We worked from nine to six with a lunch break, and you would think that we collapsed afterwards, but we didn't. We washed as well as we could – there was no running water, just a couple of wash basins outside the barracks for the hundred of us – and got together with our bread and jam cans; made camp fires, danced in our padded jackets and rubber boots, fell in love. It was essential to have a friend like Marina by your side. 

We had free Sundays, and if you had been diligent and filled your sacks and hadn't defied curfews, you were allowed to go home. Walk to the station, two hours on the train, then a reward of a warm bath and decent food, then back by train and a walk in darkness and cold. We also went home for an night without permission, to meet our lovers in Moscow, and Marina and I would cover each other at curfews. 

Then the rains came, the fields became pools of mud, and all the carrots we hadn't picked were there, rotting. We were transferred to a cabbage cellar. There were mountains of cabbage by the entrance, harvested by some other students. We were told to build human chains into the cellar and throw cabbages to each other, like heavy bowling balls. We trampled cabbage mountains with our muddy boots. We knew that it would rot away long before it would be transported to grocery stores. 

The cellar was farther away from the barracks than the field, and we had to walk in pouring rain. With some female charm you could persuade a male truck driver to give you a lift. To avoid going back and forth for lunch we negotiated with the commander to skip lunch. Instead, we had our bread with cabbage leaves on top. 

My fellow students began to catch colds, went home and some never returned, including the Head Girl. I was told to take over. One of my tasks was to wake up the barracks in the morning, do head count and report. I was exhausted and almost wished I could get sick. But I didn't, and I could not pretend I was sick because it would mean betraying my fellow students.
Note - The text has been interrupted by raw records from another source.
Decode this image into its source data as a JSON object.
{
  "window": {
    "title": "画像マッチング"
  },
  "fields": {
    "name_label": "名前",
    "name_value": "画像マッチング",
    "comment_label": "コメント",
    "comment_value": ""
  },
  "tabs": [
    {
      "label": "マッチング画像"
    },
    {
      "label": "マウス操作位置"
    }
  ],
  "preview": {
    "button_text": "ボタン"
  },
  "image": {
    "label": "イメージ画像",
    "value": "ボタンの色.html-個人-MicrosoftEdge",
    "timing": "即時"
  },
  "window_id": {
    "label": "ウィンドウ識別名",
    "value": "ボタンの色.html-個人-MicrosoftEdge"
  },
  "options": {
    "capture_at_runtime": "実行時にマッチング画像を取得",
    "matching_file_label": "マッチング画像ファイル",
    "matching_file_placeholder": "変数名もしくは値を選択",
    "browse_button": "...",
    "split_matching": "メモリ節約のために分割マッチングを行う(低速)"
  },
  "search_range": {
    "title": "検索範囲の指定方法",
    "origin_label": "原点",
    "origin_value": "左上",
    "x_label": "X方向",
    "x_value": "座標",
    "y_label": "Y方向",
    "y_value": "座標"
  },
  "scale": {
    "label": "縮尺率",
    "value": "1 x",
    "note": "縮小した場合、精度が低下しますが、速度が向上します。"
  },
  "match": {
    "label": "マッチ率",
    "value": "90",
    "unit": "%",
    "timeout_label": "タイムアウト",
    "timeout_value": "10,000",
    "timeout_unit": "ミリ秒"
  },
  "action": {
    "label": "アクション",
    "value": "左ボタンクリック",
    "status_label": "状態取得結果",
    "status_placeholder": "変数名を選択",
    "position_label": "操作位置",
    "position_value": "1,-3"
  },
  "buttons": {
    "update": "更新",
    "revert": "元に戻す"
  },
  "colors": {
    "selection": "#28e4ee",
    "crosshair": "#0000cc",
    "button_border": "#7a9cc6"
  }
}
Marina and I were the only ones who endured the whole month, and only because we were smart. Every day two girls were selected for kitchen duty. It implied getting up an hour earlier, set tables for a hundred and clean the tables afterwards and wash up. Same for lunch and dinner. Washing up was done in huge basins of hot water with mustard powder instead of detergent, which was non-existent even in normal life. Rubber gloves had not been invented either in the Soviet Union, and after washing up our hands were red and coarse. We stole fat from the kitchen to use on our hands. No wonder everybody hated kitchen duty. But Marina and I realised that between meals you were free. After washing up you could run back to the empty, silent barrack and sleep or read. While everybody else walked in pouring rain to the cabbage cellar, Marina and I worked in the warm kitchen with dry clothes on. We knew that people had survived in this manner in Stalin's labour camps. 
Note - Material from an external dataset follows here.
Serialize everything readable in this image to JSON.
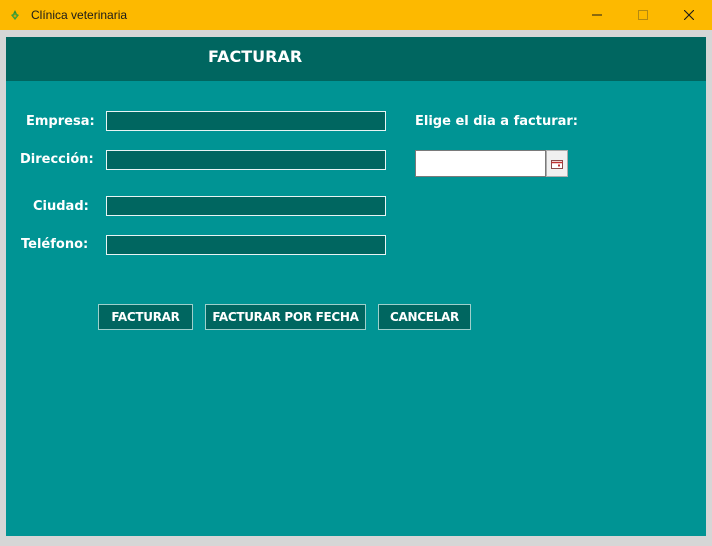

To be continued.


Philip Nel said...

Wow. That's quite an experience -- unlike anything I've ever experienced, to be sure. Wonderful and remarkable that the two of you are back in touch. I look forward to reading Part II.

And I suppose you already know this, but (in case not) I'll add that you have the material for a successful memoir here.

Julia said...

Philip: That memoir was published last year.